Managing director, Amanda Nurse, in partnership with Knight Frank associate Bela Chauhan, led a debate into development trends in the elderly care sector at the Women in Healthcare Property Forum “round table event”. The event was hosted by Bela Chauhan, at the Knight Frank offices.
Bela Chauhan said “Knight Frank Healthcare was delighted to host the WHPF round table event, where we held a lively discussion involving leading ladies in the sector. This event coincided with Knight Frank’s recent research publication on development opportunities within the sector. The breadth of professional experience and expertise among the attendees made for an insightful evening, and demonstrated just how engaged professionals and operators are in the future of the social care sector.”
Amanda Nurse said “The latest Carterwood research revealed that only 29% of senior shareholders of independently run care homes in Surrey are female. The average age of the independent care home owner in Surrey is 59 years of age, with the oldest senior shareholder being 91 years. Never has it been more important to encourage the next generation of entrepreneurs to see the potential that the care sector has to offer. The group discussed the importance of encouraging young female entrepreneurs to enter into the sector. Raising funds is absolutely key and the potential major barrier. Those members involved in the financing of new homes acknowledged that far too few women are applying to raise funds with many still being in a supporting role, rather than leading any fund raising proposal.
It was felt that there absolutely was a future for the independently run care home and often it is the next generation of the family who are making the investment to enable services to continue to keep pace with the ever competing market place, particularly in Southern England. Often educated and working outside the family business, this commercial experience can transform the future prospects of a care business which potentially has had limited investment for a number of years. Care homes remain at an average size of 60 beds, but fill rates are slowing. Operators are not prepared to compromise on fee levels, instead accepting fill rates of 1 to 2 per month where 2 years ago they would be filling twice as quickly. Carterwood’s research reveals a trend to care homes moving closer to 70 beds, as land prices continue to rise and operators need to add beds in order to meet land owners’ price expectations”.
WHPF was established in 2012 to create a dynamic forum for women to develop and hone networking skills, expand knowledge, create valuable business opportunities, and inspire change for female professionals in the healthcare sector; both younger women, as well as supporting those in ‘mid-career’ and at board level.

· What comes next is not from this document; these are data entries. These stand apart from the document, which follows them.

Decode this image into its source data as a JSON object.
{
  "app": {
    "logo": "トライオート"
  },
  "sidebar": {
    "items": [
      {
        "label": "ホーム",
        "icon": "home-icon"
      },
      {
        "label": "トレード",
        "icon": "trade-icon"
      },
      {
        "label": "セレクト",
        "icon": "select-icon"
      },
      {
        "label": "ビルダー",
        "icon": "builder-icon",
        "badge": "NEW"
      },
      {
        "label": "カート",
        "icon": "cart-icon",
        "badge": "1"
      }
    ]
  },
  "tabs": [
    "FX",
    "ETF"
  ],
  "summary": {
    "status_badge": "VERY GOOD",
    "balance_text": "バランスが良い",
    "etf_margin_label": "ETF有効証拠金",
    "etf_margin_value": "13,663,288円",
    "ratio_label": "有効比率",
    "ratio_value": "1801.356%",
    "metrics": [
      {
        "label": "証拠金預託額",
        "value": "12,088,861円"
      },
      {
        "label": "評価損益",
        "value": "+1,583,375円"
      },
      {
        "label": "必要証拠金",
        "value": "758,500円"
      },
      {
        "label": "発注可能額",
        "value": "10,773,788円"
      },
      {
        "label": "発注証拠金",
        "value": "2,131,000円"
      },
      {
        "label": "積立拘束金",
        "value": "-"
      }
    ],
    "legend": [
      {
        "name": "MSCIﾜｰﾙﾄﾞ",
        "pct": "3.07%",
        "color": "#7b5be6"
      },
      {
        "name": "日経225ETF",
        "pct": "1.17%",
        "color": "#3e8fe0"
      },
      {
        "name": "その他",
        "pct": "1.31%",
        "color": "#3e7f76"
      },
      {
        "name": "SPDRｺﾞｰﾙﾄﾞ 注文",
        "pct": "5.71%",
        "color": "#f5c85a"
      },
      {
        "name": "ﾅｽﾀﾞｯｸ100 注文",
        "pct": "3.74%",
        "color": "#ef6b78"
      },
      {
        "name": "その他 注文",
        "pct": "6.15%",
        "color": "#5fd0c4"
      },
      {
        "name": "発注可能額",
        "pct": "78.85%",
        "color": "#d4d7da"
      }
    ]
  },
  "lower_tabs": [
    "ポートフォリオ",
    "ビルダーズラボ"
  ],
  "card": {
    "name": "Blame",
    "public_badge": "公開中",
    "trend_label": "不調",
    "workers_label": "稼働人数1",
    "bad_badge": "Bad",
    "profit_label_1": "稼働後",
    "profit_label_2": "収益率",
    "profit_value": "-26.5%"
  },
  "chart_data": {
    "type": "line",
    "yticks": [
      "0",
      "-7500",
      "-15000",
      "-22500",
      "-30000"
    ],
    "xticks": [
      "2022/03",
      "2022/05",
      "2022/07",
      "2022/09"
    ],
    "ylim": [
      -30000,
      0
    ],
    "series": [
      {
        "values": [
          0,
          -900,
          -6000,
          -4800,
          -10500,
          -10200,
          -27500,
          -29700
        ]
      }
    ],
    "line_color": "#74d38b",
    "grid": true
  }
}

WHPF membership includes operators, developers, lenders, valuers, agents and contractors, and organises several networking events a year including networking drinks, and the popular “round table” discussions with sector specialists, and additional mixed events where members are invited to bring a male colleague or client.
If you would like to join the membership, please email WHPF2018@gmail.com.
This was originally published on the Healthcare Business website 18 June 2019.